Print out the data that follows exactly, character for character, apart from the pictures.

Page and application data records
※

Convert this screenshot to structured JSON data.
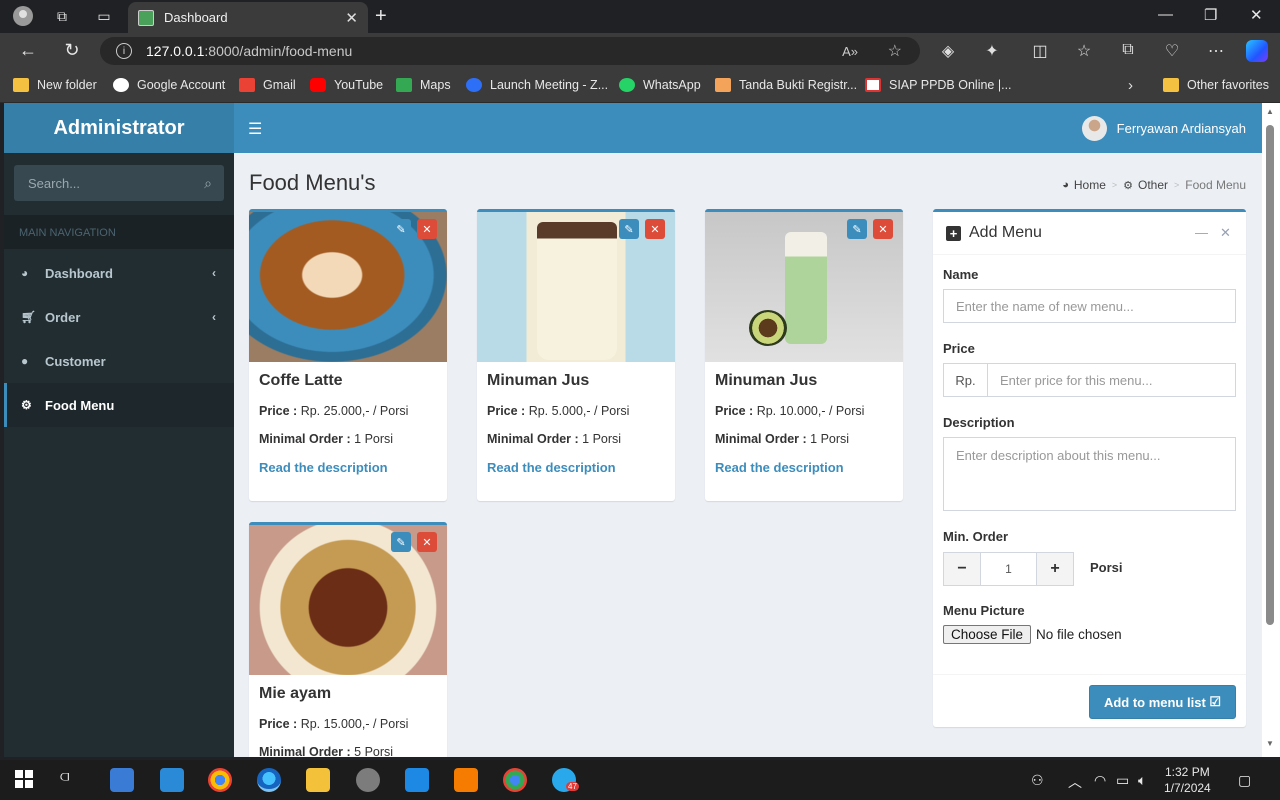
{
  "browser": {
    "tab_title": "Dashboard",
    "url_host": "127.0.0.1",
    "url_rest": ":8000/admin/food-menu",
    "bookmarks": [
      "New folder",
      "Google Account",
      "Gmail",
      "YouTube",
      "Maps",
      "Launch Meeting - Z...",
      "WhatsApp",
      "Tanda Bukti Registr...",
      "SIAP PPDB Online |..."
    ],
    "other_favorites": "Other favorites"
  },
  "app": {
    "logo": "Administrator",
    "user_name": "Ferryawan Ardiansyah"
  },
  "sidebar": {
    "search_placeholder": "Search...",
    "header": "MAIN NAVIGATION",
    "items": [
      {
        "label": "Dashboard",
        "icon": "dashboard-icon",
        "has_arrow": true
      },
      {
        "label": "Order",
        "icon": "cart-icon",
        "has_arrow": true
      },
      {
        "label": "Customer",
        "icon": "user-icon",
        "has_arrow": false
      },
      {
        "label": "Food Menu",
        "icon": "gear-icon",
        "has_arrow": false,
        "active": true
      }
    ]
  },
  "page": {
    "title": "Food Menu's",
    "breadcrumb": [
      "Home",
      "Other",
      "Food Menu"
    ]
  },
  "menu_labels": {
    "price": "Price :",
    "minimal_order": "Minimal Order :",
    "read_more": "Read the description"
  },
  "menus": [
    {
      "name": "Coffe Latte",
      "price": "Rp. 25.000,- / Porsi",
      "min_order": "1 Porsi"
    },
    {
      "name": "Minuman Jus",
      "price": "Rp. 5.000,- / Porsi",
      "min_order": "1 Porsi"
    },
    {
      "name": "Minuman Jus",
      "price": "Rp. 10.000,- / Porsi",
      "min_order": "1 Porsi"
    },
    {
      "name": "Mie ayam",
      "price": "Rp. 15.000,- / Porsi",
      "min_order": "5 Porsi"
    }
  ],
  "add_menu": {
    "title": "Add Menu",
    "name_label": "Name",
    "name_placeholder": "Enter the name of new menu...",
    "price_label": "Price",
    "price_addon": "Rp.",
    "price_placeholder": "Enter price for this menu...",
    "description_label": "Description",
    "description_placeholder": "Enter description about this menu...",
    "min_order_label": "Min. Order",
    "min_order_value": "1",
    "unit": "Porsi",
    "picture_label": "Menu Picture",
    "choose_file": "Choose File",
    "no_file": "No file chosen",
    "submit": "Add to menu list"
  },
  "taskbar": {
    "time": "1:32 PM",
    "date": "1/7/2024",
    "telegram_badge": "47"
  },
  "colors": {
    "primary": "#3c8dbc",
    "primary_dark": "#367fa9",
    "danger": "#dd4b39",
    "sidebar_bg": "#222d32"
  }
}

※

Response to the task:
Convert this screenshot to structured JSON data.
{
  "browser": {
    "tab_title": "Dashboard",
    "url_host": "127.0.0.1",
    "url_rest": ":8000/admin/food-menu",
    "bookmarks": [
      "New folder",
      "Google Account",
      "Gmail",
      "YouTube",
      "Maps",
      "Launch Meeting - Z...",
      "WhatsApp",
      "Tanda Bukti Registr...",
      "SIAP PPDB Online |..."
    ],
    "other_favorites": "Other favorites"
  },
  "app": {
    "logo": "Administrator",
    "user_name": "Ferryawan Ardiansyah"
  },
  "sidebar": {
    "search_placeholder": "Search...",
    "header": "MAIN NAVIGATION",
    "items": [
      {
        "label": "Dashboard",
        "icon": "dashboard-icon",
        "has_arrow": true
      },
      {
        "label": "Order",
        "icon": "cart-icon",
        "has_arrow": true
      },
      {
        "label": "Customer",
        "icon": "user-icon",
        "has_arrow": false
      },
      {
        "label": "Food Menu",
        "icon": "gear-icon",
        "has_arrow": false,
        "active": true
      }
    ]
  },
  "page": {
    "title": "Food Menu's",
    "breadcrumb": [
      "Home",
      "Other",
      "Food Menu"
    ]
  },
  "menu_labels": {
    "price": "Price :",
    "minimal_order": "Minimal Order :",
    "read_more": "Read the description"
  },
  "menus": [
    {
      "name": "Coffe Latte",
      "price": "Rp. 25.000,- / Porsi",
      "min_order": "1 Porsi"
    },
    {
      "name": "Minuman Jus",
      "price": "Rp. 5.000,- / Porsi",
      "min_order": "1 Porsi"
    },
    {
      "name": "Minuman Jus",
      "price": "Rp. 10.000,- / Porsi",
      "min_order": "1 Porsi"
    },
    {
      "name": "Mie ayam",
      "price": "Rp. 15.000,- / Porsi",
      "min_order": "5 Porsi"
    }
  ],
  "add_menu": {
    "title": "Add Menu",
    "name_label": "Name",
    "name_placeholder": "Enter the name of new menu...",
    "price_label": "Price",
    "price_addon": "Rp.",
    "price_placeholder": "Enter price for this menu...",
    "description_label": "Description",
    "description_placeholder": "Enter description about this menu...",
    "min_order_label": "Min. Order",
    "min_order_value": "1",
    "unit": "Porsi",
    "picture_label": "Menu Picture",
    "choose_file": "Choose File",
    "no_file": "No file chosen",
    "submit": "Add to menu list"
  },
  "taskbar": {
    "time": "1:32 PM",
    "date": "1/7/2024",
    "telegram_badge": "47"
  },
  "colors": {
    "primary": "#3c8dbc",
    "primary_dark": "#367fa9",
    "danger": "#dd4b39",
    "sidebar_bg": "#222d32"
  }
}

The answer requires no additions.